NEWYou can now listen to Fox News articles!
Hurricane Fiona made landfall in the Dominican Republic on Monday after devastating Puerto Rico, where the power grid was destroyed and residents suffered flooding and landslides.
Maximum sustained winds on landfall in the Dominican Republic are estimated at 90 mph, according to the National Hurricane Center.
Severe flooding from the hurricane is responsible for at least one death on the French Caribbean island of Guadeloupe, a local official said. No deaths have been reported in Puerto Rico, but authorities say it is too early to weigh the damage from the storm which is expected to trigger torrential rains in the region on Monday.

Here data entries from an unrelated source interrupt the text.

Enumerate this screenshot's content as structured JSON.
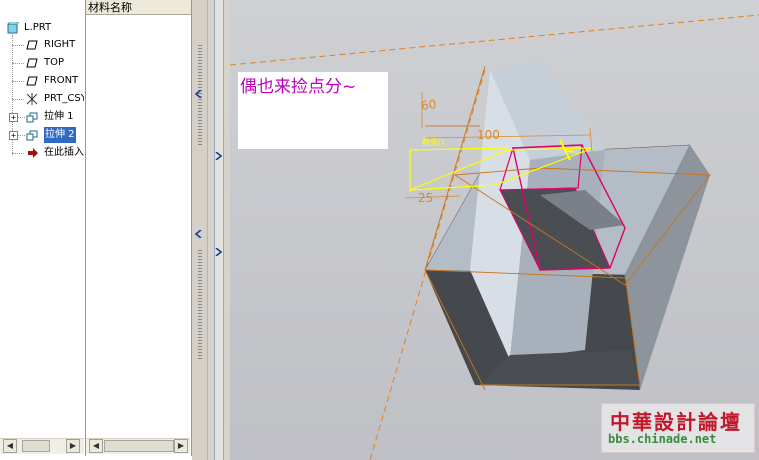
{
  "model_tree": {
    "items": [
      {
        "label": "L.PRT",
        "icon": "part-icon"
      },
      {
        "label": "RIGHT",
        "icon": "datum-plane-icon"
      },
      {
        "label": "TOP",
        "icon": "datum-plane-icon"
      },
      {
        "label": "FRONT",
        "icon": "datum-plane-icon"
      },
      {
        "label": "PRT_CSYS_DEF",
        "icon": "coordinate-system-icon"
      },
      {
        "label": "拉伸 1",
        "icon": "extrude-icon"
      },
      {
        "label": "拉伸 2",
        "icon": "extrude-icon",
        "selected": true
      },
      {
        "label": "在此插入",
        "icon": "insert-here-arrow-icon"
      }
    ]
  },
  "column_header": "材料名称",
  "note": "偶也来捡点分~",
  "dimensions": {
    "height": "60",
    "width": "100",
    "offset": "25",
    "section_label": "截面()"
  },
  "watermark": {
    "title": "中華設計論壇",
    "url": "bbs.chinade.net"
  },
  "colors": {
    "selection": "#316ac5",
    "note_text": "#c000c0",
    "sketch_highlight": "#e0006a",
    "sketch_plane": "#ffff00",
    "dimension": "#d98a2a"
  }
}
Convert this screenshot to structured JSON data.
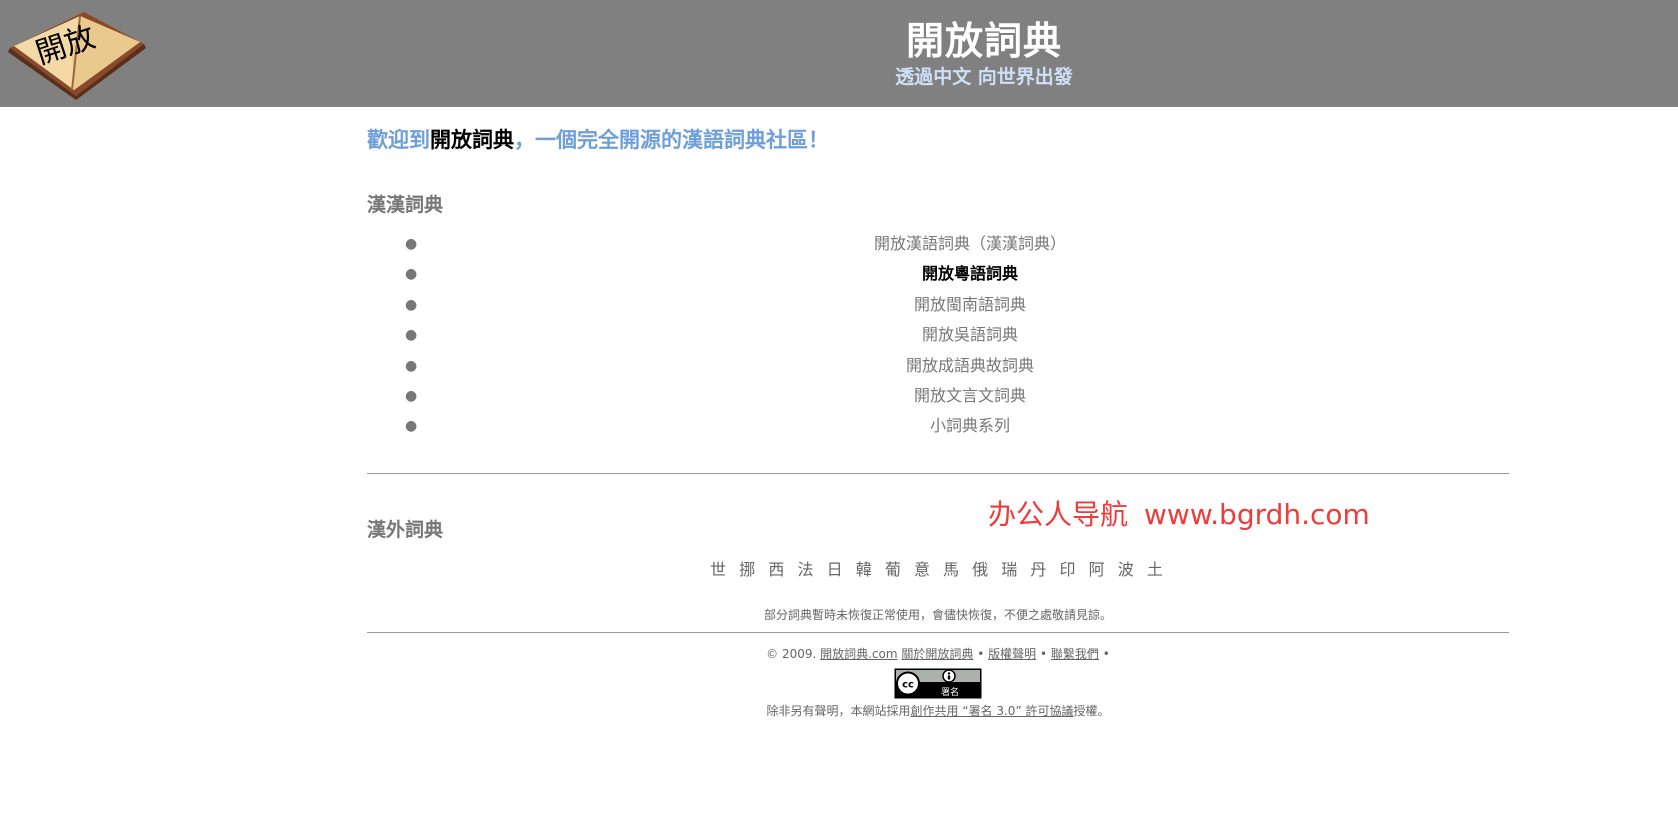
{
  "header": {
    "logo_text": "開放",
    "title": "開放詞典",
    "subtitle": "透過中文 向世界出發"
  },
  "welcome": {
    "prefix": "歡迎到",
    "brand": "開放詞典",
    "suffix": "，一個完全開源的漢語詞典社區！"
  },
  "han_section": {
    "heading": "漢漢詞典",
    "items": [
      {
        "label": "開放漢語詞典（漢漢詞典）",
        "current": false
      },
      {
        "label": "開放粵語詞典",
        "current": true
      },
      {
        "label": "開放閩南語詞典",
        "current": false
      },
      {
        "label": "開放吳語詞典",
        "current": false
      },
      {
        "label": "開放成語典故詞典",
        "current": false
      },
      {
        "label": "開放文言文詞典",
        "current": false
      },
      {
        "label": "小詞典系列",
        "current": false
      }
    ]
  },
  "foreign_section": {
    "heading": "漢外詞典",
    "languages": [
      "世",
      "挪",
      "西",
      "法",
      "日",
      "韓",
      "葡",
      "意",
      "馬",
      "俄",
      "瑞",
      "丹",
      "印",
      "阿",
      "波",
      "土"
    ]
  },
  "notice": "部分詞典暫時未恢復正常使用，會儘快恢復，不便之處敬請見諒。",
  "footer": {
    "copyright": "© 2009.",
    "site_link": "開放詞典.com",
    "about_link": "關於開放詞典",
    "copyright_link": "版權聲明",
    "contact_link": "聯繫我們",
    "separator": "•",
    "cc_badge": {
      "left": "cc",
      "right": "署名"
    },
    "license_prefix": "除非另有聲明，本網站採用",
    "license_link": "創作共用 “署名 3.0” 許可協議",
    "license_suffix": "授權。"
  },
  "watermark": {
    "text": "办公人导航",
    "url": "www.bgrdh.com"
  },
  "colors": {
    "header_bg": "#808080",
    "accent_blue": "#6f9fd8",
    "watermark_red": "#ee3b3b"
  }
}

The US territory is expected to receive up to 30 inches in its eastern and southern regions.
Ernesto Morales, a meteorologist with the National Weather Service in San Juan, said it was “important for people to understand that it’s not over.”
Morales said flooding has reached “historic levels” and authorities are evacuating or rescuing hundreds of people in the area.
“The damage we are seeing is catastrophic,” the governor said. says Pedro Pierluisi.
The brown water flowed in the streets and in the houses and even consumed a southern Puerto Rico runway airport.
The hurricane tore up asphalt from roads and washed away a bridge in the town of Utuado, which police say was added by the National Guard after Hurricane Maria struck in 2017.
Hurricane Fiona also ripped the roofs off several homes on the island.
The storm was centered 50 miles southeast of Punta Cana, Dominican Republic, and had maximum sustained winds of 85 mph Sunday evening, according to the US National Hurricane Center. Fiona was moving northwest at 9 mph.
Authorities continue to assess the damage to Fiona, and many residents are unsure when power will be restored.
Luma, which operates power transmission and distribution, said bad weather, including 80mph winds, disrupted transmission lines on Sunday.
Health centers operated with generators, some of which had broken down. Health Secretary Carlos Mellado said crews rushed to repair generators at the Comprehensive Cancer Center.
More than 3,000 men still have a blue tarp instead of a roof. Infrastructure, including the electricity grid, remains weak. Reconstruction has only recently started and breakdowns remain frequent.
More than 1,000 people with around 80 pets across the island needed shelter Sunday night.
US President Joe Biden has declared a state of emergency in Puerto Rico as the eye of the storm approached the southwest corner of the island.
Fiona was expected to strike northern Haiti and the Turks and Caicos Islands on Monday after making landfall in the Dominican Republic.
The Associated Press contributed to this report.